■ Directions for this task:
Count every line below in which "thickness" occurs, then give only the count.

Data extracted from a collection:
>>

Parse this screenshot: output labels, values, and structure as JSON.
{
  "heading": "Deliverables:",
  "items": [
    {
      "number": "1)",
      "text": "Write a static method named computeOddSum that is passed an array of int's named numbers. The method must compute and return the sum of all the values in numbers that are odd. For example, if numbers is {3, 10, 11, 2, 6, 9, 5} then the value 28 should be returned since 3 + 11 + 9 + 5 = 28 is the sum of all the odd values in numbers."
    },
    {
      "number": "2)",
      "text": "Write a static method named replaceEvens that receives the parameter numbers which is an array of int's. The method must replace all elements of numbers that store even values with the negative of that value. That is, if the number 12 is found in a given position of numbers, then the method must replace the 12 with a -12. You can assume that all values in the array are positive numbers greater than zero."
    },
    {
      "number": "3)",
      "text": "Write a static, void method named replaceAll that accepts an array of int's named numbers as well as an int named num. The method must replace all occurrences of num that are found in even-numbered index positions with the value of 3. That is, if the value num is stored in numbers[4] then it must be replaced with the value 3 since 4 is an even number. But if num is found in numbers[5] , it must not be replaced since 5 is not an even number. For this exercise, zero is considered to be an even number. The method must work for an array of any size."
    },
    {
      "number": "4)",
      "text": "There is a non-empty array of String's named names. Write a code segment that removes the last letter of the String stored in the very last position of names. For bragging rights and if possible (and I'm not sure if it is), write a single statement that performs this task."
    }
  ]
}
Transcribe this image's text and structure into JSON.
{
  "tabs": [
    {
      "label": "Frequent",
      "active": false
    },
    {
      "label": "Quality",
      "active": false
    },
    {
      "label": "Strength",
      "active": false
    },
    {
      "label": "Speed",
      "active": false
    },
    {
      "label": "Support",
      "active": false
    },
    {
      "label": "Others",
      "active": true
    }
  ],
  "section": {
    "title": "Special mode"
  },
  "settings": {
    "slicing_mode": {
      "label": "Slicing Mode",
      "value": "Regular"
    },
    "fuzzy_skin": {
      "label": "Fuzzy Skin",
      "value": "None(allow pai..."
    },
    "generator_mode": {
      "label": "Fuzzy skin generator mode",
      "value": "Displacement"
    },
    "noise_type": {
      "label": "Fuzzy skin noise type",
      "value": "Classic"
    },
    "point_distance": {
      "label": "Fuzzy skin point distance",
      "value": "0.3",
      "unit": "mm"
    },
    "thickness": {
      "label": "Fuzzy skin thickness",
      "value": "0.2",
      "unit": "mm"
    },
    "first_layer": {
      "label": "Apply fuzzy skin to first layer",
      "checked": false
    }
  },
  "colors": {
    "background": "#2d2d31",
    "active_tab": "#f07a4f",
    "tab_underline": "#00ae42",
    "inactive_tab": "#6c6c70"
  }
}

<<

■ Written solution:
2